Tuesday, July 25, 2006

off the train?

I had a chance to attend the 2007 San Luis Obispo City Economic Forecast Seminar the other day.

(It was pretty convenient for me to attend, since it was held right here at Grace. I love it!)

Perhaps you read the articles in the Tribune. (Click here!) The news was not quite so positive and upbeat as last year. UCSB Economic Forecaster, Bill Watkins, argued that SLO City had chosen to "get off the economic growth train" and, as a result, our economic growth pales in comparison to economic growth statewide and nationwide.

I thought his powerpont slide presentation told "the story" well.
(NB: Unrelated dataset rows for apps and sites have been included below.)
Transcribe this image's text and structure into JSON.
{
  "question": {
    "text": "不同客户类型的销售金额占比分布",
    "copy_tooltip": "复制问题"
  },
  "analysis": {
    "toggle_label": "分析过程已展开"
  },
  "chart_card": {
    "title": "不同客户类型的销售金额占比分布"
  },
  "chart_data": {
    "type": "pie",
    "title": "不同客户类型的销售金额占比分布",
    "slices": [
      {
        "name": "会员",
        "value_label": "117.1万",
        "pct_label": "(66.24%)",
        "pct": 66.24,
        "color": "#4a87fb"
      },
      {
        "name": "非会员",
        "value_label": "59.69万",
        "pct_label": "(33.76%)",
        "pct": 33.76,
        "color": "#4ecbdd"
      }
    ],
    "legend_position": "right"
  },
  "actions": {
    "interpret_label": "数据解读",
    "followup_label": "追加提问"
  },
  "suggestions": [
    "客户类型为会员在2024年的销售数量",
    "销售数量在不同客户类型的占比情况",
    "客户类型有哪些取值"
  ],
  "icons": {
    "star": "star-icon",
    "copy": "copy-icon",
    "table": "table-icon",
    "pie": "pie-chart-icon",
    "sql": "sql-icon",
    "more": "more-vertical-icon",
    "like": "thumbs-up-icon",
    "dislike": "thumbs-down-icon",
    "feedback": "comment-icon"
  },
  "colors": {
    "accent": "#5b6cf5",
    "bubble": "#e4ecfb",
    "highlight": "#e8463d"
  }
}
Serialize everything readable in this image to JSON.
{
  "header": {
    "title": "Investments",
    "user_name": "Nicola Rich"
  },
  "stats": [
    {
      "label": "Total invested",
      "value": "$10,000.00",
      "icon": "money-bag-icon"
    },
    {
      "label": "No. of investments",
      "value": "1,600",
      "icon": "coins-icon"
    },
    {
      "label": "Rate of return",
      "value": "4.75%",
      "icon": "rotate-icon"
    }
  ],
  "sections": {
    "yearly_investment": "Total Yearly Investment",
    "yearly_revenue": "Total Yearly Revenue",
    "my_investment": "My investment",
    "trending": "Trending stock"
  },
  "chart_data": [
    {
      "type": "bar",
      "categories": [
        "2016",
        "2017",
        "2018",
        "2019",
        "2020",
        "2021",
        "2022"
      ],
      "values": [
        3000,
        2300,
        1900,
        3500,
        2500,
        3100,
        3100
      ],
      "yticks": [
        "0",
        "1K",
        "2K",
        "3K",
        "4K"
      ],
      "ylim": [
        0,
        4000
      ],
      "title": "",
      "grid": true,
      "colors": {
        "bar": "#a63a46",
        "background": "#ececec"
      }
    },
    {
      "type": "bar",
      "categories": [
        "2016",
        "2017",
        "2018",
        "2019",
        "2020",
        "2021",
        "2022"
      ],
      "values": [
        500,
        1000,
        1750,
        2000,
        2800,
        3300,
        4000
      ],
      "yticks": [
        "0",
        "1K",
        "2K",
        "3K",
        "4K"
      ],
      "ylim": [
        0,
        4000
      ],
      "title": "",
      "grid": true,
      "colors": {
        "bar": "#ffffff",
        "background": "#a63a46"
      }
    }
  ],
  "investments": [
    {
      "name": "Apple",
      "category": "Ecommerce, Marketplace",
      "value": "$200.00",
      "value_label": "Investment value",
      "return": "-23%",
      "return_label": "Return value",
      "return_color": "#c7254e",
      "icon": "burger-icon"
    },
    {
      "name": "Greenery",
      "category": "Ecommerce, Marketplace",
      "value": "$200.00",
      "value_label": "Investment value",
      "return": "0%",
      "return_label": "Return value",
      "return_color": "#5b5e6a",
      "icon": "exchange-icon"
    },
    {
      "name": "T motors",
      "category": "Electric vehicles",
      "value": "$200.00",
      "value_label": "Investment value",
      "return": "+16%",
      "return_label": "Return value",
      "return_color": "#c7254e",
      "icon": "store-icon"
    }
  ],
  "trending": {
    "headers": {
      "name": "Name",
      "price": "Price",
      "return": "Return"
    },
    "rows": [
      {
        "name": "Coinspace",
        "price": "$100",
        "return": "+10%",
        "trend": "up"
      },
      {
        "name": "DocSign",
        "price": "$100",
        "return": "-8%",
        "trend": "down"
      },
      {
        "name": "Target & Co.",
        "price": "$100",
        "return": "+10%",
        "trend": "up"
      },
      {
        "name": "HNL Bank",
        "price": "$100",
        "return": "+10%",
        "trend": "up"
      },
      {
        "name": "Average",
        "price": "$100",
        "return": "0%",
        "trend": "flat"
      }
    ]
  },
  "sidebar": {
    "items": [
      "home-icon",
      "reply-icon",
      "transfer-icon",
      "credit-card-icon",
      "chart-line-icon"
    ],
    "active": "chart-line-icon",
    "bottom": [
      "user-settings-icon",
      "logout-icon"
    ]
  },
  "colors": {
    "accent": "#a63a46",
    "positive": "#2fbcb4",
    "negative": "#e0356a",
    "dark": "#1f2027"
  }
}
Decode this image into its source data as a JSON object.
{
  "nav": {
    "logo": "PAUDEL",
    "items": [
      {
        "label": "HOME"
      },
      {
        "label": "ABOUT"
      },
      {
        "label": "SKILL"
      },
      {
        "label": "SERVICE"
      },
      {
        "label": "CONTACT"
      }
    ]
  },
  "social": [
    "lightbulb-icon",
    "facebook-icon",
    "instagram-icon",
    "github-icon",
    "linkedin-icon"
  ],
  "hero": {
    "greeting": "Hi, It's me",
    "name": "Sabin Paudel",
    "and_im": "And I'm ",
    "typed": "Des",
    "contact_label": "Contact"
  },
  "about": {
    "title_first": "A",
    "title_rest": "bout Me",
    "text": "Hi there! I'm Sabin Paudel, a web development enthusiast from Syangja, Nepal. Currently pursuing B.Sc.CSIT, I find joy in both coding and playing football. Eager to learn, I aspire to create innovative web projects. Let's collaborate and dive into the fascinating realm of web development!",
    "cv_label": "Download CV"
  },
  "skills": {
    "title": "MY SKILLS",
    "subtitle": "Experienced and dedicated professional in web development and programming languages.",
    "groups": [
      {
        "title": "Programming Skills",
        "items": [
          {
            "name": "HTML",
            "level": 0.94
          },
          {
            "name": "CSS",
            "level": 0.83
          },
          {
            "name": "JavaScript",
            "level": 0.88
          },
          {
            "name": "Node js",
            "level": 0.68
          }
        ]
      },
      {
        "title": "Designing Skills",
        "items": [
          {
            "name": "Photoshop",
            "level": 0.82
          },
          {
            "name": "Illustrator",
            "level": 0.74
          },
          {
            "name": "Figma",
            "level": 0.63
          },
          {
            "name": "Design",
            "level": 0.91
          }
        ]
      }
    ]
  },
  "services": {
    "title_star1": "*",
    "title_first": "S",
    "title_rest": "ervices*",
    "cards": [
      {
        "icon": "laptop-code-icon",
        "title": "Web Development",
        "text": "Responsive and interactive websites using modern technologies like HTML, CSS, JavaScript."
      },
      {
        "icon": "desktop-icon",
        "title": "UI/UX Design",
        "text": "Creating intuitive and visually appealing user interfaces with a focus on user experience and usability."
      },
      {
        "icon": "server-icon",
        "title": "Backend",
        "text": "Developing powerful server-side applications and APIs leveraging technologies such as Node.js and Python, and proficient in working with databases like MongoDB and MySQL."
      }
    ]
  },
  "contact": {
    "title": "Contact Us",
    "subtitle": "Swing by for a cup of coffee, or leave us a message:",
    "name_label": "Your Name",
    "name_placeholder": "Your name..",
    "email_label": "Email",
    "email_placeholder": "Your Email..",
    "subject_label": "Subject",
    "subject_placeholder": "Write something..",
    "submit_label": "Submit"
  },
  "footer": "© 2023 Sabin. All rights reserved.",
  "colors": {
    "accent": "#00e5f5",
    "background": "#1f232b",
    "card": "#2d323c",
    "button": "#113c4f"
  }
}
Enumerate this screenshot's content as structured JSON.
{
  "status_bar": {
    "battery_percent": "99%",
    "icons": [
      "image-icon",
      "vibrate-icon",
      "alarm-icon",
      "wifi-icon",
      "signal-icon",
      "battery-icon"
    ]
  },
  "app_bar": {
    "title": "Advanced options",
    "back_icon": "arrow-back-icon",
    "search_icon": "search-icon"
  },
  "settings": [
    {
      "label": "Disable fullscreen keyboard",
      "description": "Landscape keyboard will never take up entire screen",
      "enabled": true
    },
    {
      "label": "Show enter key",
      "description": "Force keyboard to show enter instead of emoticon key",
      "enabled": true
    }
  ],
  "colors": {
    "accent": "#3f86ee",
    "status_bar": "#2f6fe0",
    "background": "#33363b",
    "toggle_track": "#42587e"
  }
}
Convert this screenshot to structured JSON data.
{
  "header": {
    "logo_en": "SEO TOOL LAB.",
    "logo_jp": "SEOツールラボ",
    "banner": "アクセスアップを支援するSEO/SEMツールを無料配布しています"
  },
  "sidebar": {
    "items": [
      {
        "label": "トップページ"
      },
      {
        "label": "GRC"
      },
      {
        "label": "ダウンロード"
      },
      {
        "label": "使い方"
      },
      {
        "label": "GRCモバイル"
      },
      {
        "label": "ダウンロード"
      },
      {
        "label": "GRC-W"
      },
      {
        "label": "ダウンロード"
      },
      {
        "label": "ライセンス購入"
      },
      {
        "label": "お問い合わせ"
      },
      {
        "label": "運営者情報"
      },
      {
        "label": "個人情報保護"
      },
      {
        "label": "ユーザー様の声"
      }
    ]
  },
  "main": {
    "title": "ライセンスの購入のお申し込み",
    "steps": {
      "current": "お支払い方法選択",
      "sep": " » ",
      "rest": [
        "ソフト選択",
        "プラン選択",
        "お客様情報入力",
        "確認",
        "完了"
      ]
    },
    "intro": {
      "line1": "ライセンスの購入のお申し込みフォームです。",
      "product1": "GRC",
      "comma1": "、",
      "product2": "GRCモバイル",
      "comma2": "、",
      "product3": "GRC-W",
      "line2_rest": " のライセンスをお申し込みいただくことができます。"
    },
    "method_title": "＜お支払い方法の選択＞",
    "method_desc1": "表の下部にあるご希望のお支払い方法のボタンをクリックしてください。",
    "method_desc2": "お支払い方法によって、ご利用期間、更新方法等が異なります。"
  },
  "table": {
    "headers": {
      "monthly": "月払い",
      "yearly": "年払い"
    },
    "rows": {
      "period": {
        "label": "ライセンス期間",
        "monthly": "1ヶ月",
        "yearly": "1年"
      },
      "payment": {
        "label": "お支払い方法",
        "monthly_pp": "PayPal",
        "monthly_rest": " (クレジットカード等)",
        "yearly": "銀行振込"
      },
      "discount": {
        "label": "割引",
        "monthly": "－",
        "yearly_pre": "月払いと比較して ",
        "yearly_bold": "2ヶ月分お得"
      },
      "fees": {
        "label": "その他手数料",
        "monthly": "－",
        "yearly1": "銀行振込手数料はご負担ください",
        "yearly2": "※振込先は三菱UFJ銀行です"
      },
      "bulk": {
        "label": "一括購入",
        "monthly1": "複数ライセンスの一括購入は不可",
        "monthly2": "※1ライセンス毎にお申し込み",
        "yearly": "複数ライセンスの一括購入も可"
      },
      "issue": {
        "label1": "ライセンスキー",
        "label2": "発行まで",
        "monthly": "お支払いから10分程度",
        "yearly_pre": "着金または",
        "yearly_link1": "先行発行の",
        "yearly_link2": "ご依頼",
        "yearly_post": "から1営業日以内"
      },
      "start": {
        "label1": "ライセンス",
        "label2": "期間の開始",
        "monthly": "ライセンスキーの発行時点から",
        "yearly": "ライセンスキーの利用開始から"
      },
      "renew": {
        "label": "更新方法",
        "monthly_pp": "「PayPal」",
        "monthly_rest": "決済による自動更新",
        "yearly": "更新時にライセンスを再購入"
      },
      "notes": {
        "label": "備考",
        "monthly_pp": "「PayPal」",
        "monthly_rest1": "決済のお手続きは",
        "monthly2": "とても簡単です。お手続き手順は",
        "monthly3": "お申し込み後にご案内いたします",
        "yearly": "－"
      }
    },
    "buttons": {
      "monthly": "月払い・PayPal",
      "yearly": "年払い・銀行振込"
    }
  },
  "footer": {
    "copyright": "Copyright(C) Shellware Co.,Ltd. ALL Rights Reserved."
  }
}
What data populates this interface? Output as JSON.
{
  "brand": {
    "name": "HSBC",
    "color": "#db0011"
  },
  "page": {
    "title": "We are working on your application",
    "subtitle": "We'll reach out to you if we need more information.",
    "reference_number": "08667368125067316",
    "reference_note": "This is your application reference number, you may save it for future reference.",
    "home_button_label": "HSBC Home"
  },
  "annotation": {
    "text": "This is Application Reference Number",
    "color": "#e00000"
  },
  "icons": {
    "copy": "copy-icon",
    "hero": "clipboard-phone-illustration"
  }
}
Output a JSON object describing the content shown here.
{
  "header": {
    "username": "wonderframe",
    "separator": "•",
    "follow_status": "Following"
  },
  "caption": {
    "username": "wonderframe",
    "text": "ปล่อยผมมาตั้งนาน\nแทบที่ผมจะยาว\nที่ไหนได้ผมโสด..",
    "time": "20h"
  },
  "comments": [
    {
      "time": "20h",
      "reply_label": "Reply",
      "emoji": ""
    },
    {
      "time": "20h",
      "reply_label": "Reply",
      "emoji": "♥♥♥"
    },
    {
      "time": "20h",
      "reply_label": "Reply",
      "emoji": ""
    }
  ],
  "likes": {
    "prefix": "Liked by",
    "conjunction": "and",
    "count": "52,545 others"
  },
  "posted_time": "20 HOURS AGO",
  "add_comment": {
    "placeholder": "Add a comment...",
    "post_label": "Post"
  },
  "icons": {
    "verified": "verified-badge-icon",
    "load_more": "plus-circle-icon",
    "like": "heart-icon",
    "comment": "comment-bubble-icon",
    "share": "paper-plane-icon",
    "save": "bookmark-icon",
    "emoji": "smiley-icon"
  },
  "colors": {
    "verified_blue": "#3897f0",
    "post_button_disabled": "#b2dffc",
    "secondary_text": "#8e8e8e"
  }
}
What's neat, is that Watkins posts his presentation online. Go and read the Watkin's perspective for yourself and then come back and share some thoughts.

2007 SLO City Economic Forecast


Kevin Heldt said...

Interesting how it was almost identical to the report for Goleta. The next 20 years should prove interesting for the Central Coast. (Some profound thoughts I know.)

Jeannett Gibson said...

I think there are a lot of factors Mr. Watkins is forgetting when he uses a variety of numbers/graphs, but doesn't ask the "whys". First of all, all of the slides discussing the number of housing units built in SLO vs. in other county cities is a silly one. I don't know how fair it is to compare a relatively fully developed urban city like SLO to Paso or even Morro Bay. SLO City is much smaller and has much less room for infill development than the other cities in the county. Part of the reason that housing isn't being built is because, short of annexing additional land (much of which has already been purchased and deeded as permanent open space) there isn't anywhere within existing city limits TO build. (By the way, annexing land for housing is ALWAYS far more costly to cities. The 1% property tax they get comes nowhere near the cost of police, fire, sewer, water, parks, etc.). Besides, good planning dictates that the further from a city center, the less dense housing should be (w/ density concentrated in the center). So, that wouldn't really solve any of the housing problems anyway. Another reason for the decline in housing units being built is simply the increased cost of well, everything. Dry wall has gone up 3xs in the last year, lumber 4xs. Bldg. permits for housing have gone down all across CA, not just SLO.

The issue of there being no tradable goods: where within city limits, is SLO supposed to be farming? Remember, we are talking City Limits, not just what you might think is SLO city. Land is so valuable right now, and basic supply/demand is dictating that. Sure a lot of SLO residents are retirees with no kids, but that's true of a lot of other bustling cities (think Carmel, the entire Santa Ynez Valley). Creating more workforce housing is a noble idea, but doesn't typically play out well in real life. People *know* which neighborhoods they are, and they become known as such, and subsequently (with enough time) become dilapidated. The "projects" in NY started as a great idea for lower income folks to have a place to live. Sadly, we all know the outcome on that one. (I know that's probably an extreme example, but it's true. NY thought they would be solving the poverty/homeless problem in one giant swoop...read about the projects, it's fascinating).

I don't mean to say that everything is perfect in SLO City. They do tend to be pretty parochial in their views and land use practices, but in some ways, they are constrained by simple geography and the free market. Just think we should all be careful whenever we see statistics to ask more questions. Just my 2 cents.

Wow, that was long.

Andy Gibson said...

Wow. Geez wife.

I'll agree with this: "I don't mean to say that everything is perfect in SLO City. They do tend to be pretty parochial in their views and land use practices...."

I wasn't going to post and stir the pot, but I think this is more than 50% the cause of why SLO got off the train. Unfortunately, because of that feeling, I'd prefer to live in Five Cities vs. SLO if we're given the opportunity to live further north than wonderful (read:sarcasm) Santa Maria. I love SLO still, but wouldn't prefer to live there. Ok, I said it, now fire back with some living in SLO positives. I'd like to hear it, as I have obviously been discouraged by the way SLO has handled itself in recent years regarding development, etc.